PROBLEM DETAILS: Copy, from the entries below, each line in which the string "File" appears.
___ GIVEN INFORMATION ___
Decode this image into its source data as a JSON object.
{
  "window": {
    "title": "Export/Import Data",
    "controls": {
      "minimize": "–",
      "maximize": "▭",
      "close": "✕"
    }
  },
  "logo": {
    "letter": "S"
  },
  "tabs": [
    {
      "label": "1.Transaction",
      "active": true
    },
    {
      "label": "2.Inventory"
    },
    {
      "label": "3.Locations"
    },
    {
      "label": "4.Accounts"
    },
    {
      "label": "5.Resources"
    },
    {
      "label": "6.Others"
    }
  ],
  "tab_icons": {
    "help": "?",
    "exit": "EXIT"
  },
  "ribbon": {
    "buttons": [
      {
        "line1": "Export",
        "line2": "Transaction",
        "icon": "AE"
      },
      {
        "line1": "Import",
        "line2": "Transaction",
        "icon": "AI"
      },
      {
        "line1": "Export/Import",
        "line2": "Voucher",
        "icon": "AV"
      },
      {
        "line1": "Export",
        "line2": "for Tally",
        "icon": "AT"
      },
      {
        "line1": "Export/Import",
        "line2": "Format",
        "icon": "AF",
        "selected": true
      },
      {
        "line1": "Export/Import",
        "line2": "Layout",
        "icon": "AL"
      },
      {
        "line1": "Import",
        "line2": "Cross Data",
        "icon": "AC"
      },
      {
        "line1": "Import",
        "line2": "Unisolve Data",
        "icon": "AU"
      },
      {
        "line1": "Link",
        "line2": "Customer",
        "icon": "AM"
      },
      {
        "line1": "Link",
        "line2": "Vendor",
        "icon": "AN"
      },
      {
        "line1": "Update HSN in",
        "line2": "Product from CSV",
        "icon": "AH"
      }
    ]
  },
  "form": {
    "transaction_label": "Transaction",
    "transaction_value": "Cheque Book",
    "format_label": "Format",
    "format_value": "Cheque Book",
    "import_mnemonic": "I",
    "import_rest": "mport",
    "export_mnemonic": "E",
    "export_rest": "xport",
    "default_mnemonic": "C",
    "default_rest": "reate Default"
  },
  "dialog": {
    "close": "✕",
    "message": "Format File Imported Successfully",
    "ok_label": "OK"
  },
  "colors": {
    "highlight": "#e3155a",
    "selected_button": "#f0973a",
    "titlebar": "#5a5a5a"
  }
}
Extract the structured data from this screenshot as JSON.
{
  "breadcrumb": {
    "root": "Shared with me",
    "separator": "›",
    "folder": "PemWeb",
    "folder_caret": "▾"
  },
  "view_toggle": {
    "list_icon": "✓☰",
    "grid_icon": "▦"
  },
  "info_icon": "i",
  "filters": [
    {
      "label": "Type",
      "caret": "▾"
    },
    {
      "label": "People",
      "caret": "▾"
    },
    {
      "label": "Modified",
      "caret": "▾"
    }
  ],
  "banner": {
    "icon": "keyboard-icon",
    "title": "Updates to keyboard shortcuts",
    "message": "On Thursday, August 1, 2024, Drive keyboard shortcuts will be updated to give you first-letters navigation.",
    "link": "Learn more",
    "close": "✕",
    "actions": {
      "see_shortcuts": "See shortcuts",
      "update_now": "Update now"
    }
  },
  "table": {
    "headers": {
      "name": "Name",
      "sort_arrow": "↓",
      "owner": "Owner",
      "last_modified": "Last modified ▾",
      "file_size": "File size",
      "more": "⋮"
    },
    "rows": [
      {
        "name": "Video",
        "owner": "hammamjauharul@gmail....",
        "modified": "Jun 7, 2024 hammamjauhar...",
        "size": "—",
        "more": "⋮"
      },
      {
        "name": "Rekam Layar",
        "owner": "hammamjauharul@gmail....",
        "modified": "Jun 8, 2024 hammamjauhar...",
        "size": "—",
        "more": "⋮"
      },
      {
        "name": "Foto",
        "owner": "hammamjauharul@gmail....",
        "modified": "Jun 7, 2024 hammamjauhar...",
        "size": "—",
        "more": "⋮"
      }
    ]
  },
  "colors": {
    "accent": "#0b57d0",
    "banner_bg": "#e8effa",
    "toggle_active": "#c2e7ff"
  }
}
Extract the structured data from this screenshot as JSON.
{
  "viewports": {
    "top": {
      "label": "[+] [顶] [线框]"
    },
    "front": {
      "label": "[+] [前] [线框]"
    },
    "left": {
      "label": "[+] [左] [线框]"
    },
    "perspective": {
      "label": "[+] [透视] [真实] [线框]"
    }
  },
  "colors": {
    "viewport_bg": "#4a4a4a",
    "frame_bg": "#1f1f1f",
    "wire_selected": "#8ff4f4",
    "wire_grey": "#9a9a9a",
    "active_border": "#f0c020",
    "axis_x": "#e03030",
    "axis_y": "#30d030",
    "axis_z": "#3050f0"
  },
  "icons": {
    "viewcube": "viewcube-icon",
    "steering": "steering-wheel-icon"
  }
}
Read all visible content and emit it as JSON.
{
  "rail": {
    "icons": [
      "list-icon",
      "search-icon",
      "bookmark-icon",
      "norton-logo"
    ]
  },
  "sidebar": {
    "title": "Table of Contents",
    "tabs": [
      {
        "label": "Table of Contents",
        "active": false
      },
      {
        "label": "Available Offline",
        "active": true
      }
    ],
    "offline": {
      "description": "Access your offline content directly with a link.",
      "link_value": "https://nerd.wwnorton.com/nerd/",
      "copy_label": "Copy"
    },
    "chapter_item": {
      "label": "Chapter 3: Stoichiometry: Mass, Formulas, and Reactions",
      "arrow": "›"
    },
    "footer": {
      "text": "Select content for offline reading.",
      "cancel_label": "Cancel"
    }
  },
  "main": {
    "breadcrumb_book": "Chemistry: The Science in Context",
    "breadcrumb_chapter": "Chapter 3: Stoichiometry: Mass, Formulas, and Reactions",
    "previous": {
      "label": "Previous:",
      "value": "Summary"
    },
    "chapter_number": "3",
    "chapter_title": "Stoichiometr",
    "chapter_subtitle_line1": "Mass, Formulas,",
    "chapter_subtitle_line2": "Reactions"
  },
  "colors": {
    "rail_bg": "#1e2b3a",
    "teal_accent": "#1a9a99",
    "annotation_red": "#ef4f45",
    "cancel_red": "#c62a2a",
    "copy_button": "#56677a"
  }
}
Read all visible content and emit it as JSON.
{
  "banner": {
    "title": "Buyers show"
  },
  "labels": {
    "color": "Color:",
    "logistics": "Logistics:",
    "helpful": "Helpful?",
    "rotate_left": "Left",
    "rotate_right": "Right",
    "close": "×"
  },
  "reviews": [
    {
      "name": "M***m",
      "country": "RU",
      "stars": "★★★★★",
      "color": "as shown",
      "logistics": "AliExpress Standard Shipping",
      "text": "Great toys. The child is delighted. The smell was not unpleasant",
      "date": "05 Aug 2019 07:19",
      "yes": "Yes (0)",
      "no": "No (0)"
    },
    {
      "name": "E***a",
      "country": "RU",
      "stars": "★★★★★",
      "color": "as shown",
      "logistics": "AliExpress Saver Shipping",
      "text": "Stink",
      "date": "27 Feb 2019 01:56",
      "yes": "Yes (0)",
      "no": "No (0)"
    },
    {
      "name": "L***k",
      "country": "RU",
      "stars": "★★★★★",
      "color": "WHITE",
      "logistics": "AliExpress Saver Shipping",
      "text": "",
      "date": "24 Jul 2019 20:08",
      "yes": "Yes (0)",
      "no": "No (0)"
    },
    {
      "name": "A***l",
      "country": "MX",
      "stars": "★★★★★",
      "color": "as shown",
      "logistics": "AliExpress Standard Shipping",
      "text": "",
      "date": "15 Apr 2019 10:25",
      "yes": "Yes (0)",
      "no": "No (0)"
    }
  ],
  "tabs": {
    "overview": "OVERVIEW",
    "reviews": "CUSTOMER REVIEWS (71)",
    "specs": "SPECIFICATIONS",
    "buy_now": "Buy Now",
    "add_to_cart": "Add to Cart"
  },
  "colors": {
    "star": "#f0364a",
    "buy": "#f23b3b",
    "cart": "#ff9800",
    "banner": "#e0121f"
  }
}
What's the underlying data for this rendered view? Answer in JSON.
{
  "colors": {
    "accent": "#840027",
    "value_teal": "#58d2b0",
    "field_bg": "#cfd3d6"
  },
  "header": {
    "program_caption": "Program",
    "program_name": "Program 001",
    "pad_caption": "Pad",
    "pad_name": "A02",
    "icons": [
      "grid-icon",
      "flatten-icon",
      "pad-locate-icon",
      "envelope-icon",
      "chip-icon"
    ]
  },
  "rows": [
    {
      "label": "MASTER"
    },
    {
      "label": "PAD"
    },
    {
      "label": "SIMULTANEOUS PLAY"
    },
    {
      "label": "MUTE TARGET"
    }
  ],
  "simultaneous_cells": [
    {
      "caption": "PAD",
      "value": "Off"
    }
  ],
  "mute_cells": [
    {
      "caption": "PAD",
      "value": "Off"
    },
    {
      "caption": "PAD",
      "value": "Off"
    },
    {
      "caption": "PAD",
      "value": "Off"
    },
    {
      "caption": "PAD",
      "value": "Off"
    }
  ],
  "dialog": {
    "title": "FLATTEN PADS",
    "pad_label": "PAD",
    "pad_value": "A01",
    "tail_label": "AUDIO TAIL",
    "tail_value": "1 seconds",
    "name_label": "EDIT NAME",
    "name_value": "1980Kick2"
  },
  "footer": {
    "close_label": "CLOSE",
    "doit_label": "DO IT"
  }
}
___
FINAL ANSWER:
    "message": "Format File Imported Successfully",
      "file_size": "File size",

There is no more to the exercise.